(Stored data entries)
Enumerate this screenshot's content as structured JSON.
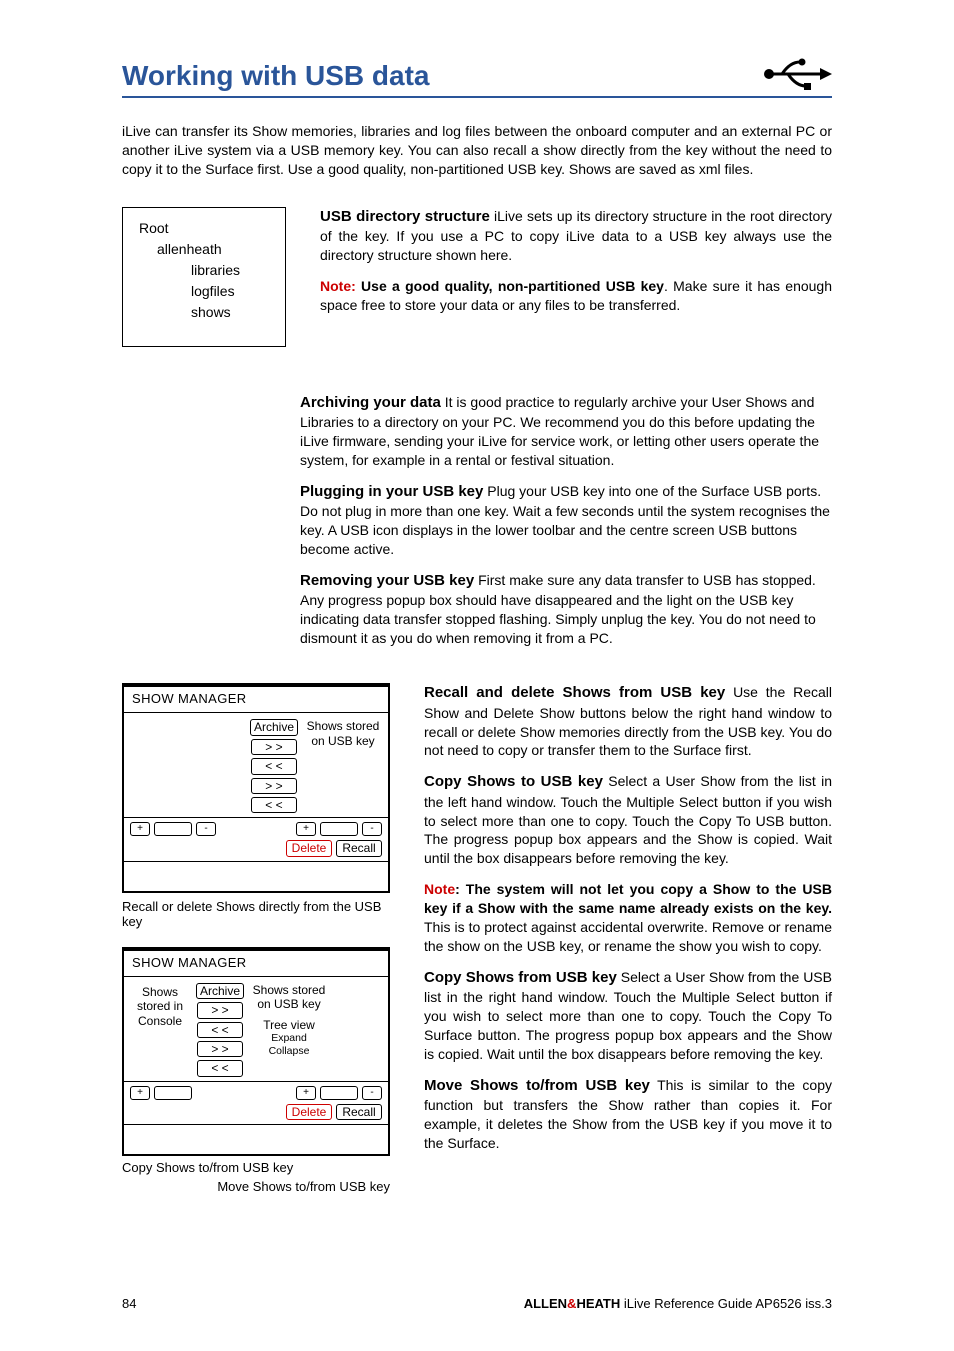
{
  "title": "Working with USB data",
  "intro": "iLive can transfer its Show memories, libraries and log files between the onboard computer and an external PC or another iLive system via a USB memory key.  You can also recall a show directly from the key without the need to copy it to the Surface first.  Use a good quality, non-partitioned USB key.  Shows are saved as xml files.",
  "dir": {
    "root": "Root",
    "l1": "allenheath",
    "l2a": "libraries",
    "l2b": "logfiles",
    "l2c": "shows"
  },
  "s1_lead": "USB directory structure",
  "s1_body": "   iLive sets up its directory structure in the root directory of the key.  If you use a PC to copy iLive data to a USB key always use the directory structure shown here.",
  "s1_note_lbl": "Note:",
  "s1_note_body1": "   Use a good quality, non-partitioned USB key",
  "s1_note_body2": ".  Make sure it has enough space free to store your data or any files to be transferred.",
  "s2_lead": "Archiving your data",
  "s2_body": "   It is good practice to regularly archive your User Shows and Libraries to a directory on your PC.  We recommend you do this before updating the iLive firmware, sending your iLive for service work, or letting other users operate the system, for example in a rental or festival situation.",
  "s3_lead": "Plugging in your USB key",
  "s3_body": "   Plug your USB key into one of the Surface USB ports.  Do not plug in more than one key.  Wait a few seconds until the system recognises the key.  A USB icon displays in the lower toolbar and the centre screen USB buttons become active.",
  "s4_lead": "Removing your USB key",
  "s4_body": "   First make sure any data transfer to USB has stopped.  Any progress popup box should have disappeared and the light on the USB key indicating data transfer stopped flashing.  Simply unplug the key.  You do not need to dismount it as you do when removing it from a PC.",
  "r1_lead": "Recall and delete Shows from USB key",
  "r1_body": "   Use the Recall Show and Delete Show buttons below the right hand window to recall or delete Show memories directly from the USB key.  You do not need to copy or transfer them to the Surface first.",
  "r2_lead": "Copy Shows to USB key",
  "r2_body": "   Select a User Show from the list in the left hand window.  Touch the Multiple Select button if you wish to select more than one to copy.  Touch the Copy To USB button.  The progress popup box appears and the Show is copied.  Wait until the box disappears before removing the key.",
  "r2_note_lbl": "Note",
  "r2_note_body1": ":   The system will not let you copy a Show to the USB key if a Show with the same name already exists on the key.",
  "r2_note_body2": "  This is to protect against accidental overwrite.  Remove or rename the show on the USB key, or rename the show you wish to copy.",
  "r3_lead": "Copy Shows from USB key",
  "r3_body": "   Select a User Show from the USB list in the right hand window.  Touch the Multiple Select button if you wish to select more than one to copy.  Touch the Copy To Surface button.  The progress popup box appears and the Show is copied.  Wait until the box disappears before removing the key.",
  "r4_lead": "Move Shows to/from USB key",
  "r4_body": "   This is similar to the copy function but transfers the Show rather than copies it.  For example, it deletes the Show from the USB key if you move it to the Surface.",
  "panel_title": "SHOW MANAGER",
  "btn_archive": "Archive",
  "btn_gt": "> >",
  "btn_lt": "< <",
  "btn_delete": "Delete",
  "btn_recall": "Recall",
  "info_usb": "Shows stored on USB key",
  "info_console": "Shows stored in Console",
  "info_tree": "Tree view",
  "info_expcol": "Expand Collapse",
  "caption1": "Recall or delete Shows directly from the USB key",
  "caption2a": "Copy Shows to/from USB key",
  "caption2b": "Move Shows to/from USB key",
  "footer_page": "84",
  "footer_brand1": "ALLEN",
  "footer_amp": "&",
  "footer_brand2": "HEATH",
  "footer_doc": " iLive  Reference Guide AP6526 iss.3",
  "sq_plus": "+",
  "sq_minus": "-"
}
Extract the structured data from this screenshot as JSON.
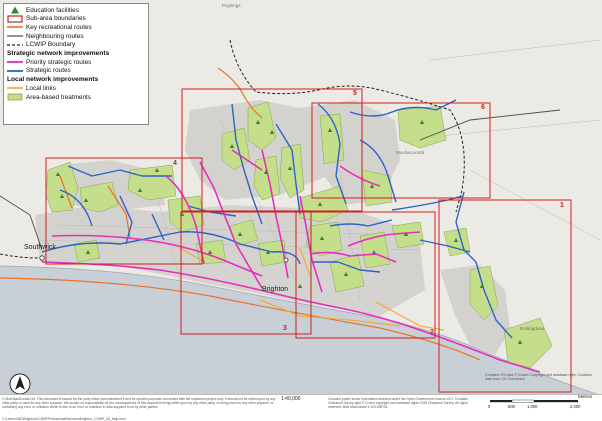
{
  "legend": {
    "items": [
      {
        "label": "Education facilities",
        "symbol": "triangle",
        "color": "#2e8b2e"
      },
      {
        "label": "Sub-area boundaries",
        "symbol": "box",
        "color": "#cc2020"
      },
      {
        "label": "Key recreational routes",
        "symbol": "line",
        "color": "#e8722a"
      },
      {
        "label": "Neighbouring routes",
        "symbol": "line",
        "color": "#4a4a4a"
      },
      {
        "label": "LCWIP Boundary",
        "symbol": "dashed",
        "color": "#222222"
      }
    ],
    "strategic_heading": "Strategic network improvements",
    "strategic_items": [
      {
        "label": "Priority strategic routes",
        "symbol": "line",
        "color": "#e62ebd"
      },
      {
        "label": "Strategic routes",
        "symbol": "line",
        "color": "#2f62c8"
      }
    ],
    "local_heading": "Local network improvements",
    "local_items": [
      {
        "label": "Local links",
        "symbol": "line",
        "color": "#f5a623"
      },
      {
        "label": "Area-based treatments",
        "symbol": "box",
        "color": "#c5de8c"
      }
    ]
  },
  "sub_areas": [
    {
      "id": "sub-area-1",
      "label": "1"
    },
    {
      "id": "sub-area-2",
      "label": "2"
    },
    {
      "id": "sub-area-3",
      "label": "3"
    },
    {
      "id": "sub-area-4",
      "label": "4"
    },
    {
      "id": "sub-area-5",
      "label": "5"
    },
    {
      "id": "sub-area-6",
      "label": "6"
    }
  ],
  "places": {
    "southwick": "Southwick",
    "brighton": "Brighton",
    "poynings": "Poynings",
    "rottingdean": "Rottingdean",
    "moulsecoomb": "Moulsecoomb"
  },
  "footer": {
    "scale": "1:40,000",
    "note_left": "© Mott MacDonald Ltd. This document is issued for the party which commissioned it and for specific purposes connected with the captioned project only. It should not be relied upon by any other party or used for any other purpose. We accept no responsibility for the consequences of this document being relied upon by any other party, or being used for any other purpose, or containing any error or omission which is due to an error or omission in data supplied to us by other parties.",
    "path": "C:\\Users\\CBE\\Brighton\\LCWIP\\ProfessionalServices\\Brighton_LCWIP_A3_Map.mxd",
    "note_right": "Contains public sector information licensed under the Open Government Licence v3.0. Contains Ordnance Survey data © Crown copyright and database rights 2019 Ordnance Survey. All rights reserved. Mott MacDonald 1:100:036751",
    "copyright": "Contains OS data © Crown Copyright and database right. Contains data from OS Zoomstack",
    "scale_unit": "Metres",
    "scale_ticks": [
      "0",
      "500",
      "1,000",
      "2,000"
    ]
  },
  "colors": {
    "sea": "#c9cfd6",
    "land": "#eceae4",
    "urban": "#d2d0cc",
    "green": "#c5de8c",
    "priority": "#e62ebd",
    "strategic": "#2f62c8",
    "local": "#f5a623",
    "recreational": "#e8722a",
    "subarea": "#cc2020",
    "education": "#2e8b2e"
  },
  "north_icon": "north-arrow"
}
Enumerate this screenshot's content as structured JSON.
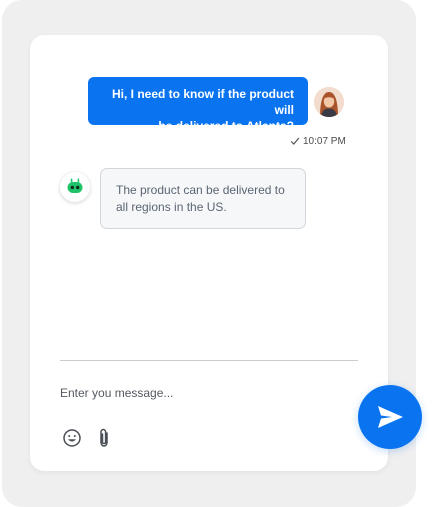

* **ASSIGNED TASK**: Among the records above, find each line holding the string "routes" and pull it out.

* **EXERCISE OUTPUT**:
        "label": "Key recreational routes",
        "label": "Neighbouring routes",
        "label": "Priority strategic routes",
        "label": "Strategic routes",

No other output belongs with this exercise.